There have been positive changes though, especially in marketing. “The new job title of “growth hacker” is integrating itself into Silicon Valley’s culture, emphasizing that coding and technical chops are now an essential part of being a great marketer. The role of the VP of Marketing, long thought to be a non-technical role, is rapidly fading and in its place, a new breed of marketer/coder hybrids have emerged,” says Andrew Chen who popularized the term growth hacker.

Auren Hoffman, CEO of LiveRamp, shares on Quora: “The role of the chief marketing officer (CMO) is changing dramatically and is becoming “moneyballed” and very data oriented. Today’s Moneyballer CMO plans her marketing initiatives the way Billy Beane built the Oakland A’s. She leverages granular data on customer actions to expand beyond the traditional CMO role, influencing product strategy, customer service, and optimized sales pitches.”

Buzz words aside, a quick look at job postings for marketing positions at Facebook and Uber for example illustrates the transformation we’re going through. Uber’s growth marketers are expected to use tools like Tableau and understand languages like Python and SQL in addition to being able to process and analyze complex data sets. Where to find these folk? Graduates with majors in engineering, computer science, math, economics, or statistics. Meanwhile, traditional digital agencies are still stuck in 2005 and hiring communications majors for “performance marketing” roles (good luck with that).

Ashley Madison leak reveals if bigger is better…

To illustrate our point that a smaller data, people-focused, and lean approach can lead to useful insights, we’ve analyzed the leaked Ashley Madison data dump to answer the following four questions:

  1. Are Sagittarius men more likely to cheat?
  2. What are the most popular sexual kinks?
  3. Do sexual preferences change over time?
  4. What is the churn rate and LTV (lifetime value) of Ashley Madison users?

Tools and technologies used: MySQL, Python, PHP, Excel, Notepad++

Q1: Are Sagittarius men more likely to cheat?

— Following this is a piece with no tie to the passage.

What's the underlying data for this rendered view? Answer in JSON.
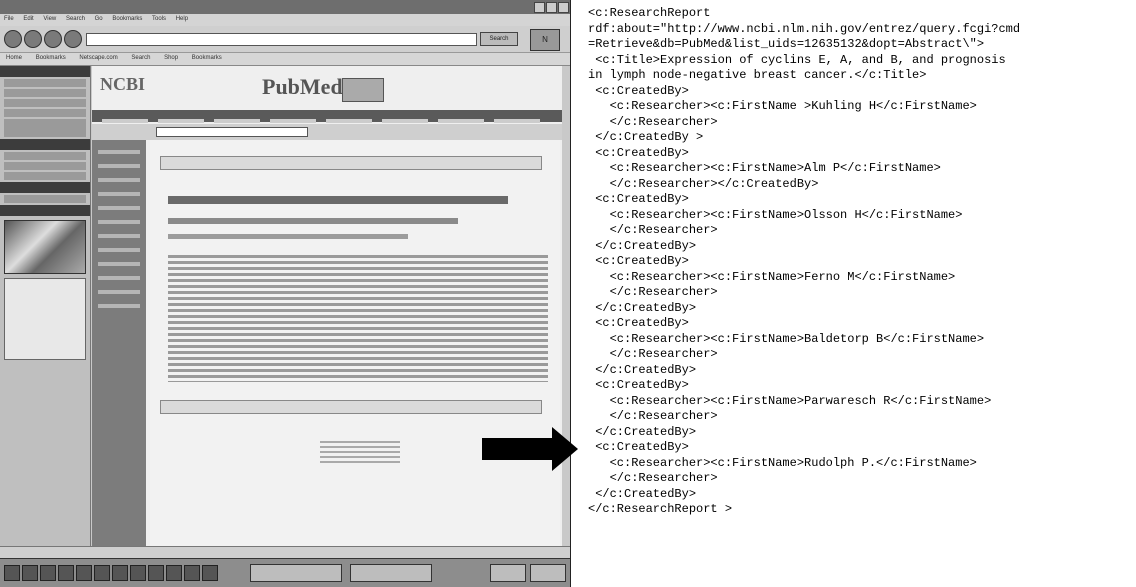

“He’s the main cheater of the zodiac. He may espouse high morals, but these can loosen when he sees a pretty face or nice body. Tie your Saggi to the bedpost,” says one believer.

But is this really true? After running our SQL query, we get the results below. There’s obviously one outlier, Capricorn, caused by the default month and year settings in the (previous) Ashley Madison registration dropdown menu. After removing the Capricorn outlier, we see that contrary to popular belief, Saggies are not the biggest cheaters in the zodiac.

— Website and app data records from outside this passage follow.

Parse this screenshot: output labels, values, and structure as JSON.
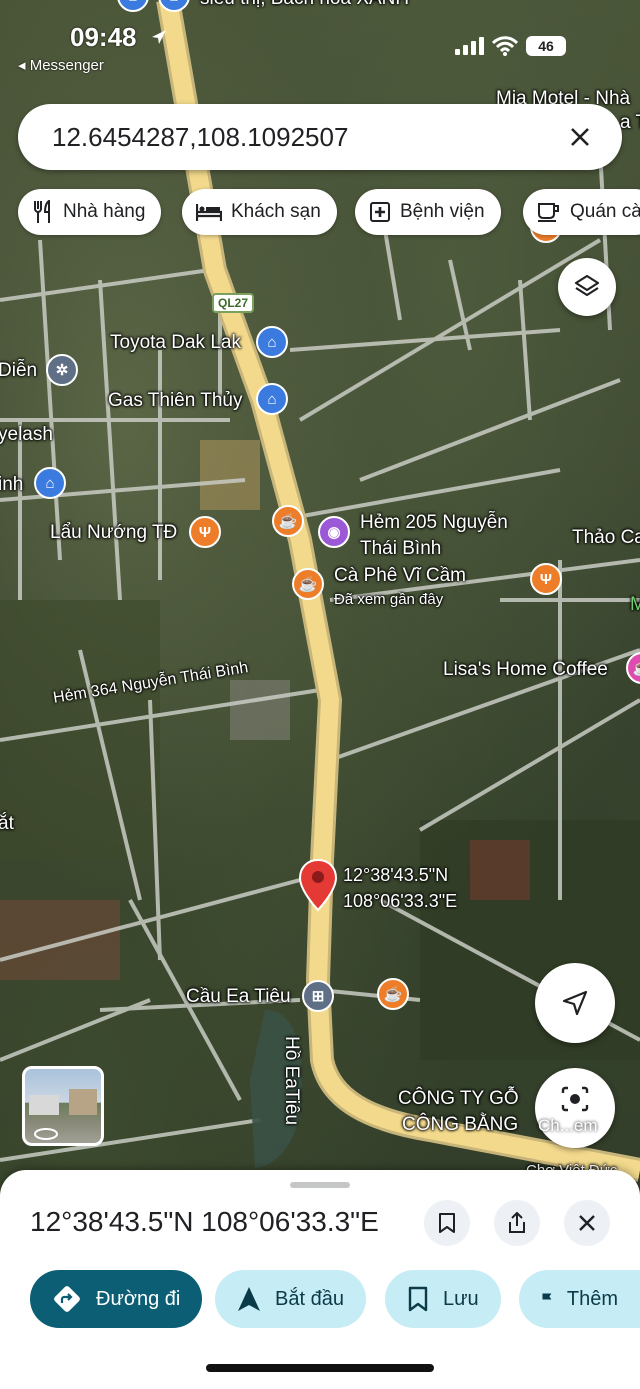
{
  "status_bar": {
    "time": "09:48",
    "back_app": "◂ Messenger",
    "battery": "46"
  },
  "search": {
    "value": "12.6454287,108.1092507",
    "clear_icon": "close-icon"
  },
  "chips": [
    {
      "icon": "restaurant-icon",
      "label": "Nhà hàng"
    },
    {
      "icon": "hotel-icon",
      "label": "Khách sạn"
    },
    {
      "icon": "hospital-icon",
      "label": "Bệnh viện"
    },
    {
      "icon": "coffee-icon",
      "label": "Quán cà"
    }
  ],
  "map": {
    "road_badge": "QL27",
    "labels": {
      "top_partial": "siêu thị, Bách hóa XANH",
      "mia_motel": "Mia Motel - Nhà",
      "mia_motel_2": "a T",
      "toyota": "Toyota Dak Lak",
      "dien": "Diễn",
      "gas": "Gas Thiên Thủy",
      "eyelash": "yelash",
      "inh": "inh",
      "lau_nuong": "Lẩu Nướng TĐ",
      "hem205_1": "Hẻm 205 Nguyễn",
      "hem205_2": "Thái Bình",
      "thao_ca": "Thảo Ca",
      "ca_phe": "Cà Phê Vĩ Cầm",
      "ca_phe_sub": "Đã xem gần đây",
      "lisas": "Lisa's Home Coffee",
      "m": "M",
      "hem364": "Hẻm 364 Nguyễn Thái Bình",
      "at": "ắt",
      "pin_lat": "12°38'43.5\"N",
      "pin_lng": "108°06'33.3\"E",
      "cau_ea_tieu": "Cầu Ea Tiêu",
      "ho_ea_tieu": "Hồ EaTiêu",
      "cong_ty_1": "CÔNG TY GỖ",
      "cong_ty_2": "CÔNG BẰNG",
      "bottom_partial": "Chợ Việt Đức"
    }
  },
  "buttons": {
    "layers_icon": "layers-icon",
    "location_icon": "navigation-arrow-icon",
    "lens_icon": "camera-lens-icon",
    "lens_label": "Ch...em"
  },
  "sheet": {
    "title": "12°38'43.5\"N 108°06'33.3\"E",
    "save_icon": "bookmark-icon",
    "share_icon": "share-icon",
    "close_icon": "close-icon",
    "actions": [
      {
        "icon": "directions-icon",
        "label": "Đường đi"
      },
      {
        "icon": "navigation-arrow-icon",
        "label": "Bắt đầu"
      },
      {
        "icon": "bookmark-icon",
        "label": "Lưu"
      },
      {
        "icon": "flag-icon",
        "label": "Thêm"
      }
    ]
  },
  "colors": {
    "primary_action": "#0b5e73",
    "secondary_action": "#c6ecf5",
    "road": "#f2d98c",
    "pin": "#e53935"
  }
}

Q2: What are the most popular sexual kinks?

When signing up on Ashley Madison, users indicate their sexual preferences. We used a combination of SQL and Python to parse the preferences and map them out by gender.

Q3: Do sexual preferences change over time?

Yes, apparently they do. By mapping out sexual preferences by birth year, we found that the younger generation is more open to experimenting and one-night flings whereas older people enjoy cuddling and naughty talk.

Q4: What’s the churn rate and LTV (Lifetime Value) of Ashley Madison users?

As marketers, we’re naturally interested in measuring churn rate and LTV because these numbers can make or break a business. According to Andrew Chen, investors usually don’t fund dating startups because of the built-in (and typically high) churn rates as well as high customer acquisition costs (CAC) associated with the industry. Typical annual churn rates can go as high as 93%. Looking at the Ashley Madison data, we’re seeing churn rates of 80%.

Ashley Madison LTVs are roughly $400 USD. Their monthly cohorts show a jump in user quality starting October 2013. This could be due to new product initiatives such as pay for mobile access, business travel, pay to get noticed, and, ironically, pay to get your account fully removed.

A few parting words

Everyone can utilize big data as long as you emphasize people over platforms, processes, and politics and understand that small (data) can be beautiful if you know minimal SQL and/or Python. Don’t be afraid, learn the critical tools, and make big data your friend.